The Allegheny County district attorney's office has sent a cease-and-desist letter to a company organized by the former Pittsburgh police chief and four of his subordinates and is examining at least four other side businesses operated by Pittsburgh police officers.
Mike Manko, spokesman for Allegheny County District Attorney Stephen A. Zappala Jr., said the office is focusing on whether the organizers require a valid private detective license for the work they are doing and, if so, whether they have obtained one.
People need to obtain a private detective license when the work they are doing requires them to work with "intelligence information" or "investigative information" as defined under the state law.
Mr. Manko said the district attorney's office sent a cease-and-desist letter to Diverse Public Safety Consultants last month -- shortly after the Pittsburgh Post-Gazette first reported that former police Chief Nate Harper, Cmdr. Eric Holmes, Sgt. Barry Budd, Officer Tonya Montgomery-Ford and civilian Tamara Davis organized the business in 2012.
Warner Macklin III, a spokesman for Officer Montgomery-Ford and Ms. Davis, said he was not aware of such a letter.
Mr. Manko said the district attorney's office has also learned of four other businesses operated by Pittsburgh police officers. He said the head of security at Highmark alerted the office to Kincaid Security LLC, a company connected to Zone 5 Sgt. Charles Henderson that provides security services to Highmark.
Investigators also plan to review Evans Polygraph Services Inc., run by homicide detective Scott Evans; L&N Security Services LLC, run by officer Martin Link; and Pittsburgh Collision and Reconstructive Services Inc., run by Sgt. Daniel Connolly, who oversees the bureau's accident investigations.
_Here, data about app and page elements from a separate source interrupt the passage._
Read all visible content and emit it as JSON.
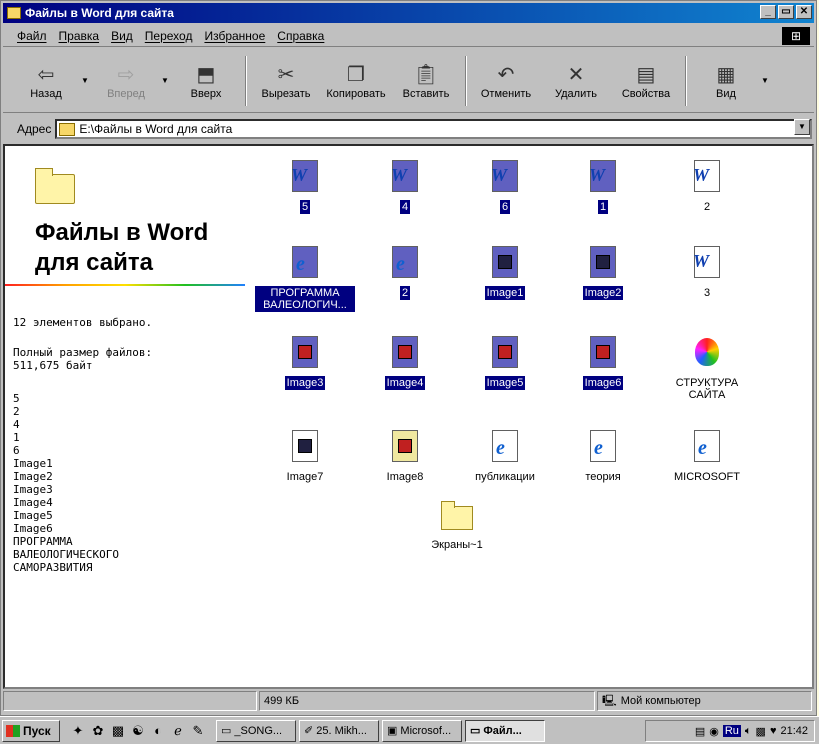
{
  "window": {
    "title": "Файлы в Word для сайта",
    "controls": [
      "_",
      "▭",
      "✕"
    ]
  },
  "menu": [
    "Файл",
    "Правка",
    "Вид",
    "Переход",
    "Избранное",
    "Справка"
  ],
  "toolbar": {
    "back": "Назад",
    "forward": "Вперед",
    "up": "Вверх",
    "cut": "Вырезать",
    "copy": "Копировать",
    "paste": "Вставить",
    "undo": "Отменить",
    "delete": "Удалить",
    "properties": "Свойства",
    "view": "Вид"
  },
  "address": {
    "label": "Адрес",
    "value": "E:\\Файлы в Word для сайта"
  },
  "left_panel": {
    "title": "Файлы в Word для сайта",
    "selected": "12 элементов выбрано.",
    "size_label": "Полный размер файлов:",
    "size_value": "511,675 байт",
    "list": "5\n2\n4\n1\n6\nImage1\nImage2\nImage3\nImage4\nImage5\nImage6\nПРОГРАММА\nВАЛЕОЛОГИЧЕСКОГО\nСАМОРАЗВИТИЯ"
  },
  "files": [
    {
      "label": "5",
      "type": "word",
      "selected": true
    },
    {
      "label": "4",
      "type": "word",
      "selected": true
    },
    {
      "label": "6",
      "type": "word",
      "selected": true
    },
    {
      "label": "1",
      "type": "word",
      "selected": true
    },
    {
      "label": "2",
      "type": "word",
      "selected": false
    },
    {
      "label": "ПРОГРАММА ВАЛЕОЛОГИЧ...",
      "type": "html",
      "selected": true
    },
    {
      "label": "2",
      "type": "html",
      "selected": true
    },
    {
      "label": "Image1",
      "type": "image",
      "selected": true
    },
    {
      "label": "Image2",
      "type": "image",
      "selected": true
    },
    {
      "label": "3",
      "type": "word",
      "selected": false
    },
    {
      "label": "Image3",
      "type": "paint",
      "selected": true
    },
    {
      "label": "Image4",
      "type": "paint",
      "selected": true
    },
    {
      "label": "Image5",
      "type": "paint",
      "selected": true
    },
    {
      "label": "Image6",
      "type": "paint",
      "selected": true
    },
    {
      "label": "СТРУКТУРА САЙТА",
      "type": "balloon",
      "selected": false
    },
    {
      "label": "Image7",
      "type": "image",
      "selected": false
    },
    {
      "label": "Image8",
      "type": "paint",
      "selected": false
    },
    {
      "label": "публикации",
      "type": "html",
      "selected": false
    },
    {
      "label": "теория",
      "type": "html",
      "selected": false
    },
    {
      "label": "MICROSOFT",
      "type": "html",
      "selected": false
    },
    {
      "label": "Экраны~1",
      "type": "folder",
      "selected": false
    }
  ],
  "status": {
    "size": "499 КБ",
    "location": "Мой компьютер"
  },
  "taskbar": {
    "start": "Пуск",
    "tasks": [
      "_SONG...",
      "25. Mikh...",
      "Microsof...",
      "Файл..."
    ],
    "lang": "Ru",
    "time": "21:42"
  }
}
Sgt. Connolly said he consulted with the city solicitor's office before opening his business and is working with the district attorney's office to "make sure I did everything right."